Many people make their first trip abroad relying on just their savings, or the rent they receive on their house, if they have one. While this may work in the short term, funds can quickly run out, as independents frequently underestimate the cost of things like housing (which can be very high in foreign cities) and buying a property for their operation.
So you will need to consider how to keep funds rolling in, and this is better done in advance rather than once you’ve been abroad for three years. Doing it as part of your preparation will work well. Many of your friends will be willing to support either you personally or the work that you do, and don’t be afraid to ask them. This will help them (literally) to buy into your vision.
You can raise funds in a number of different ways:
Personal support. Ask your family, friends, colleagues and church members if they will be willing to donate to you (or your charity) a set amount each month. You will need to explain carefully why you need this. People are going to be reluctant to support you lounging about having a good time in the sun while they’re hard at work, so think through what their support means and engage their interest.
Set up a charity. If you a planning a specific long-term ministry it might be worth you setting up your own charity as a vehicle for it. It’s not particularly hard and it will give you a lot of credibility. Funds that people donate will be eligible for Gift Aid (currently 25%) of the gift which will boost the charity’s income significantly. It will also boost the confidence of donors that you’re accountable.
Churches and agencies. If you are doing something that could attract organisational support, make sure you apply. Get the support of your church, denomination and other local churches behind you. It may be hard for you at first to convince them it’s a good investment, but build a relationship and show them your reliability. There may be large charities looking to partner with small local operations. It does no harm to enquire.
Activities. Do something to engage people’s attention. Whether it’s a quiz night or a marathon, washing cars or doing a parachute jump, something specific as a fundraiser will build support, particularly if it’s an area you’re good at (baking?), challenged about (a sponsored silence if you’re really talkative) or scared of – men waxing their legs always draws an interested crowd!
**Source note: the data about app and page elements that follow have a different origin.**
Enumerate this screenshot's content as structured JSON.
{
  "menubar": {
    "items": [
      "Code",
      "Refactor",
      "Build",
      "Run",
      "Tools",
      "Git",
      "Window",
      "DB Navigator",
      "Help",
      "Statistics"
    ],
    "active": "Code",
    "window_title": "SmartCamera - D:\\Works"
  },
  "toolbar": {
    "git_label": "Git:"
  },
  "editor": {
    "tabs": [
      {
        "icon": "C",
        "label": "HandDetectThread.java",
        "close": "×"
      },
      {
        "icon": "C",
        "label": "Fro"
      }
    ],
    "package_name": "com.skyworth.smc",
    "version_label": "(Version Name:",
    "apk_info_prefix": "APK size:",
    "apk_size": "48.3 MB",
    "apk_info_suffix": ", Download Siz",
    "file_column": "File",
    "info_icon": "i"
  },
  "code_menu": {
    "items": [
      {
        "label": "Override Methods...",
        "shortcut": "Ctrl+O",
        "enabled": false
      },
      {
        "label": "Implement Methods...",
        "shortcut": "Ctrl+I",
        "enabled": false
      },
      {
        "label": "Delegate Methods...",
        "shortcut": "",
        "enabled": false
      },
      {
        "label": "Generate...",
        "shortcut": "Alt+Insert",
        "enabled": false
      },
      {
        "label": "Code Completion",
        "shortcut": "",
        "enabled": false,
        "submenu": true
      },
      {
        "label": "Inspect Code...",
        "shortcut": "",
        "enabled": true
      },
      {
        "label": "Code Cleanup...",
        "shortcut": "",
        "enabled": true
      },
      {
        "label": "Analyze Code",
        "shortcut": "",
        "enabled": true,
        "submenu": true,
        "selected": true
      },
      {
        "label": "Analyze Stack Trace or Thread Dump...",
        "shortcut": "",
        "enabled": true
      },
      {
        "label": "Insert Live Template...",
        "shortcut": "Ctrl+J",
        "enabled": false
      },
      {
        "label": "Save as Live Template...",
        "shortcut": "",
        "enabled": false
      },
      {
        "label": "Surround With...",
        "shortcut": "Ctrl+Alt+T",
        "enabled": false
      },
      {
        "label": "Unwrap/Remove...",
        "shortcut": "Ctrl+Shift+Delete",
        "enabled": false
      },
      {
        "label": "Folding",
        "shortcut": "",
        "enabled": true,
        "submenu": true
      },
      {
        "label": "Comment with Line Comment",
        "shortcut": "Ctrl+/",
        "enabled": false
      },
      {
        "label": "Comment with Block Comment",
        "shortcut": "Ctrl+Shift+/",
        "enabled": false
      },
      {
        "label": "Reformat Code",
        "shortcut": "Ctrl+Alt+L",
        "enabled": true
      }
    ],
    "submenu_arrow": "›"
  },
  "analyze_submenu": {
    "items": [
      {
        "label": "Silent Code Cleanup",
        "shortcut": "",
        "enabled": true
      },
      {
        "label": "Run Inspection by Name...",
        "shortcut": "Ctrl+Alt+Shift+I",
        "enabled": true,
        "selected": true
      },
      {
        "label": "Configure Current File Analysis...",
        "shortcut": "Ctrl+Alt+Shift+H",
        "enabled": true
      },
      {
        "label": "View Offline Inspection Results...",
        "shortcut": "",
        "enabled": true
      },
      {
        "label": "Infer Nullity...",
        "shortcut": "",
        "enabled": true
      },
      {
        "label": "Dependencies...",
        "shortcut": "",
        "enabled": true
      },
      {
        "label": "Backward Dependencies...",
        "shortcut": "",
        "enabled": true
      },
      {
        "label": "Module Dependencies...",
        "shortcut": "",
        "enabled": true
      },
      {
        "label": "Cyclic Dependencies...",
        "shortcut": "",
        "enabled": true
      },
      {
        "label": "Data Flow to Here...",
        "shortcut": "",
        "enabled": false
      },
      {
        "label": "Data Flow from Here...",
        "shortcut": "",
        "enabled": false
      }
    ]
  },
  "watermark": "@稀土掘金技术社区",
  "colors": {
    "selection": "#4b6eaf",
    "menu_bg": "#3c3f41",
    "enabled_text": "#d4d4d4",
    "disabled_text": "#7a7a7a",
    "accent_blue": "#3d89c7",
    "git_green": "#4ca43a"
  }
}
Grants. There are a large number of charities, Christian and otherwise, which will give grants to projects that further their aims. Again, it may be difficult for you to get funds to start with, but keep trying. There is a website called Guide Star which culls information from the UK Charity Commission website and allows you to access it via their search criteria.
It is vitally important that you do not overlook financial support as part of your preparation, as there is nothing quite so embarrassing – both at home and in the host country – as returning home with the job half-done simply because you’ve run out of funds.